Northampton Press

Sunday, September 15, 2019

Healthy Geezer: Three topics

Friday, June 21, 2019 by FRED CICETTI Special to The Press in Focus

Q. When you have a bypass, what exactly do they do to your heart?

In conventional heart bypass, an incision about one-foot-long is made down the center of the chest to expose the heart. The surgeon takes a section of healthy blood vessel, often from inside the chest wall or from the lower leg, and attaches the ends above and below a blocked artery so that blood flow is diverted around the narrowed portion of a diseased artery.

Because the heart beats constantly, it needs a steady flow of blood. If a blood shortage is serious, you have a heart attack and muscle begins to die. During traditional bypass surgery, a patient is put on a heart-lung bypass pump to oxygenate and circulate blood.

The surgery usually takes between three and six hours. On average, surgeons repair two to four coronary arteries. After surgery, patients spend a day or two in the intensive care unit. Recovery takes 6 to 12 weeks.

And then there is minimally-invasive heart surgery. Minimally-invasive surgery may avoid placing the patient on a heart-lung machine, and may be done with several small incisions.

Minimally-invasive heart surgery isn’t an option for everyone. Potential benefits of minimally-invasive heart surgery compared with open-heart surgery may include: less blood loss, lower risk of infection, reduced trauma and pain, shorter hospital stay and faster recovery.

Q. How can you avoid the the pain and bleeding associated with hemorrhoids?

Hemorrhoids are inflamed and swollen veins around the anus (external) or in the lower rectum (internal). Hemorrhoids are caused by straining when defecating, aging, pregnancy, sitting or standing for a long time, obesity and heavy-lifting.

Avoiding constipation is critical to preventing hemorrhoids. Doctors recommend increasing fiber and fluids in your diet to develop softer stools that don’t lead to straining. It’s important to eat whole grains, vegetables and fruit. Taking a fiber supplement each day helps, too. Drink liquids. Exercise.

A few other pointers:

If you have to sit or stand for a long time, take breaks often.

Don’t sit on doughnut cushions because they can increase the pressure on the veins in the anus.

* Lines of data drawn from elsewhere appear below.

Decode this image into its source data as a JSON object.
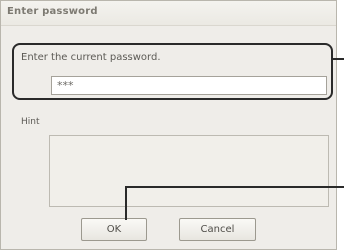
{
  "dialog": {
    "title": "Enter password",
    "prompt": "Enter the current password.",
    "password_value": "***",
    "hint_label": "Hint",
    "hint_value": "",
    "ok_label": "OK",
    "cancel_label": "Cancel"
  }
}
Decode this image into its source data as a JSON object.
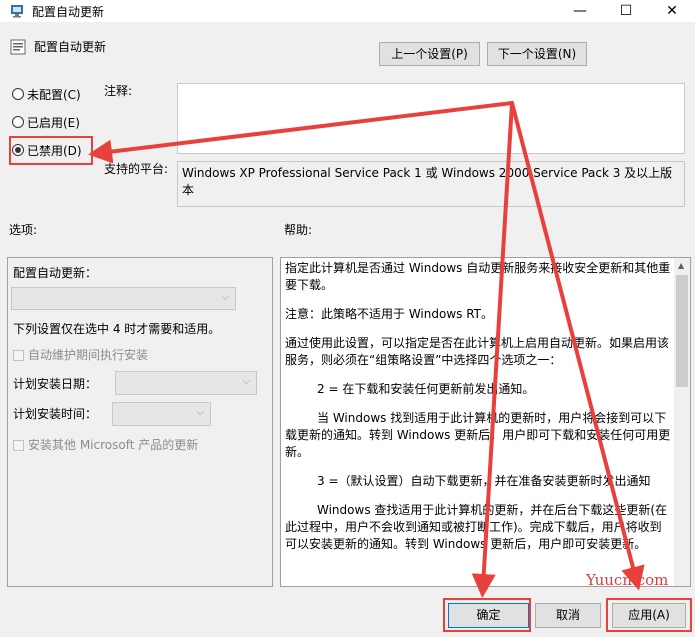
{
  "window": {
    "title": "配置自动更新",
    "minimize_glyph": "—",
    "maximize_glyph": "☐",
    "close_glyph": "✕"
  },
  "header": {
    "policy_name": "配置自动更新",
    "prev_button": "上一个设置(P)",
    "next_button": "下一个设置(N)"
  },
  "state": {
    "options": [
      {
        "label": "未配置(C)",
        "selected": false
      },
      {
        "label": "已启用(E)",
        "selected": false
      },
      {
        "label": "已禁用(D)",
        "selected": true
      }
    ]
  },
  "comment": {
    "label": "注释:",
    "value": ""
  },
  "supported": {
    "label": "支持的平台:",
    "value": "Windows XP Professional Service Pack 1 或 Windows 2000 Service Pack 3 及以上版本"
  },
  "options_panel": {
    "label": "选项:",
    "configure_label": "配置自动更新：",
    "note": "下列设置仅在选中 4 时才需要和适用。",
    "maintenance_checkbox": "自动维护期间执行安装",
    "install_day_label": "计划安装日期：",
    "install_time_label": "计划安装时间：",
    "other_products_checkbox": "安装其他 Microsoft 产品的更新"
  },
  "help_panel": {
    "label": "帮助:",
    "paragraphs": [
      "指定此计算机是否通过 Windows 自动更新服务来接收安全更新和其他重要下载。",
      "注意：此策略不适用于 Windows RT。",
      "通过使用此设置，可以指定是否在此计算机上启用自动更新。如果启用该服务，则必须在“组策略设置”中选择四个选项之一：",
      "2 = 在下载和安装任何更新前发出通知。",
      "当 Windows 找到适用于此计算机的更新时，用户将会接到可以下载更新的通知。转到 Windows 更新后，用户即可下载和安装任何可用更新。",
      "3 =（默认设置）自动下载更新，并在准备安装更新时发出通知",
      "Windows 查找适用于此计算机的更新，并在后台下载这些更新(在此过程中，用户不会收到通知或被打断工作)。完成下载后，用户将收到可以安装更新的通知。转到 Windows 更新后，用户即可安装更新。"
    ]
  },
  "footer": {
    "ok_button": "确定",
    "cancel_button": "取消",
    "apply_button": "应用(A)"
  },
  "watermark": "Yuucn.com",
  "colors": {
    "annotation_red": "#e8413b",
    "watermark": "#e03c3c"
  }
}
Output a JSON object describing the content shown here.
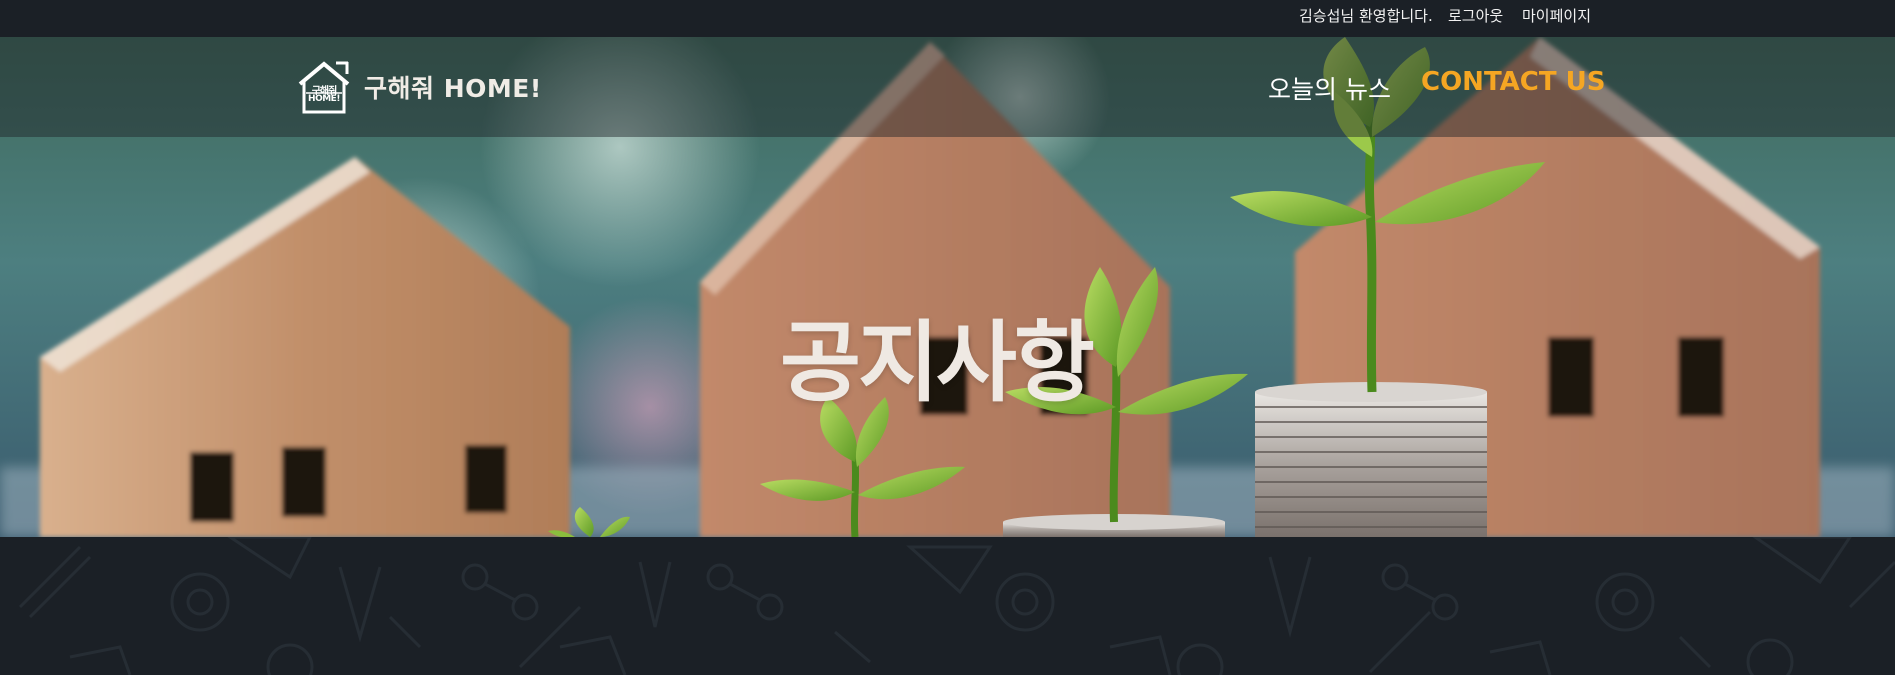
{
  "topbar": {
    "welcome": "김승섭님 환영합니다.",
    "logout": "로그아웃",
    "mypage": "마이페이지"
  },
  "nav": {
    "logo": {
      "icon": "house-logo-icon",
      "mark_line1": "구해줘",
      "mark_line2": "HOME!",
      "text": "구해줘 HOME!"
    },
    "menu": {
      "news": "오늘의 뉴스",
      "contact": "CONTACT US"
    }
  },
  "hero": {
    "title": "공지사항",
    "image": "wooden-houses-and-coin-plants-image"
  },
  "colors": {
    "dark_bg": "#1b2026",
    "accent": "#f5a623",
    "nav_text": "#ffffff"
  }
}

Don’t hold your breath when trying to defecate. This creates greater pressure in the veins in the lower rectum.

Go to the bathroom as soon as you feel the need. Waiting can make your stool dry and harder to void.

Avoid laxatives that can lead to diarrhea.

Keep the anal area clean.

Apply ice packs or cold compresses on the anus to relieve swelling.

Over-the-counter pain-relievers such as acetaminophen, aspirin or ibuprofen can relieve discomfort.

Q. Kidney stones run in my family. What can I do to combat them?

Kidney stones are composed of crystals of substances in urine. Many small stones pass unnoticed from the two kidneys down the tubes (ureters) leading to the bladder. If they are too large to pass, you may feel pain.

Kidney stones can be caused by heredity, diet, drugs, climate, infection and other conditions that create an increased concentration of calcium, oxalate and uric acid in the urine.

If you don’t drink enough fluids, your urine can become more concentrated and that can lead to stone formation. People exposed to heat are more likely to get kidney stones. That’s why kidney stones are more common in summer.

Here are a few tips for reducing the chances of getting a stone:

Drink about six glasses of water daily. When it gets hot, try to drink twice as much.

Cut down on meat in your diet.

Reduce your salt intake. Remember, most of the salt you eat is in prepared foods, not the shaker on your table.

Drink decaffeinated beverages because caffeine can dehydrate you.

Lemons inhibit kidney stones, so try to incorporate them in your food and beverages.

Have a question? Email: fred@healthygeezer.com. Order “How To Be A Healthy Geezer,” 218-page compilation of columns: healthygeezer.com

All Rights Reserved © 2019 Fred Cicetti

The Times News, Inc., and affiliates (Lehigh Valley Press) do not endorse or recommend any medical products, processes, or services or provide medical advice. The views of the columnist and column do not necessarily state or reflect those of the Lehigh Valley Press. The article content is not intended as a substitute for professional medical advice, diagnosis or treatment. Always seek the advice of your physician with questions regarding a medical condition.